|Cooperative Classification||Y10S131/909, A24C5/392|
|Dec 10, 1985||AS||Assignment|
Owner name: HAUNI-WERKE KORBER & CO. KG, KAMPCHAUSSEE 8-30, D-
Free format text: ASSIGNMENT OF ASSIGNORS INTEREST.;ASSIGNORS:HAGEMANN, FRITZ;HAGENAH, KLAUS;REEL/FRAME:004494/0987;SIGNING DATES FROM 19851129 TO 19851202
|Sep 1, 1987||AS||Assignment|
Owner name: KORBER AG
Free format text: CHANGE OF NAME;ASSIGNORS:HAUNI-WERKE KORBER & CO. KG (MERGED INTO);KORBER GESELLSCHAFT MIT BESCHRANKTER HAFTUNG (CHANGED TO);REEL/FRAME:004889/0874;SIGNING DATES FROM 19870617 TO 19870713
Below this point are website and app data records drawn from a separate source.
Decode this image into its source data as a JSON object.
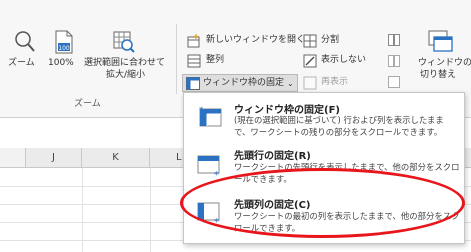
{
  "ribbon": {
    "zoom_group": {
      "zoom_label": "ズーム",
      "zoom100_label": "100%",
      "zoom_selection_line1": "選択範囲に合わせて",
      "zoom_selection_line2": "拡大/縮小",
      "group_label": "ズーム"
    },
    "window_group": {
      "new_window": "新しいウィンドウを開く",
      "arrange": "整列",
      "freeze_panes": "ウィンドウ枠の固定",
      "split": "分割",
      "hide": "表示しない",
      "unhide": "再表示",
      "switch_windows_line1": "ウィンドウの",
      "switch_windows_line2": "切り替え"
    }
  },
  "sheet": {
    "columns": [
      "J",
      "K",
      "L"
    ]
  },
  "freeze_menu": {
    "items": [
      {
        "title": "ウィンドウ枠の固定(F)",
        "desc": "(現在の選択範囲に基づいて) 行および列を表示したままで、ワークシートの残りの部分をスクロールできます。"
      },
      {
        "title": "先頭行の固定(R)",
        "desc": "ワークシートの先頭行を表示したままで、他の部分をスクロールできます。"
      },
      {
        "title": "先頭列の固定(C)",
        "desc": "ワークシートの最初の列を表示したままで、他の部分をスクロールできます。"
      }
    ]
  },
  "colors": {
    "accent_blue": "#2b72c2",
    "highlight_red": "#e8161b"
  }
}
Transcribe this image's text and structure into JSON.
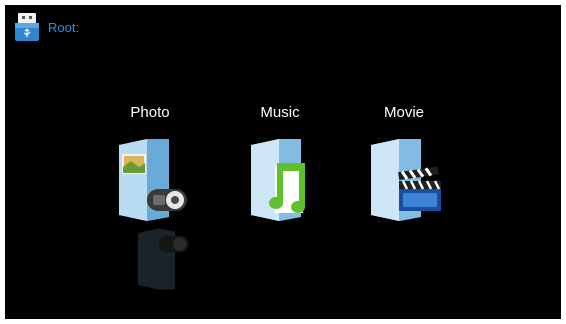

|Jan 25, 1991||FPAY||Fee payment|
Year of fee payment: 4
|Feb 10, 1995||FPAY||Fee payment|
Year of fee payment: 8
|Aug 7, 1995||AS||Assignment|
Owner name: HAUNI MASCHINENBAU AKTIENGESELLSCHAFT, GERMANY
Free format text: ASSIGNMENT OF ASSIGNORS INTEREST;ASSIGNOR:KORBER AG;REEL/FRAME:007570/0659
Effective date: 19950622
|Jan 28, 1999||FPAY||Fee payment|
Year of fee payment: 12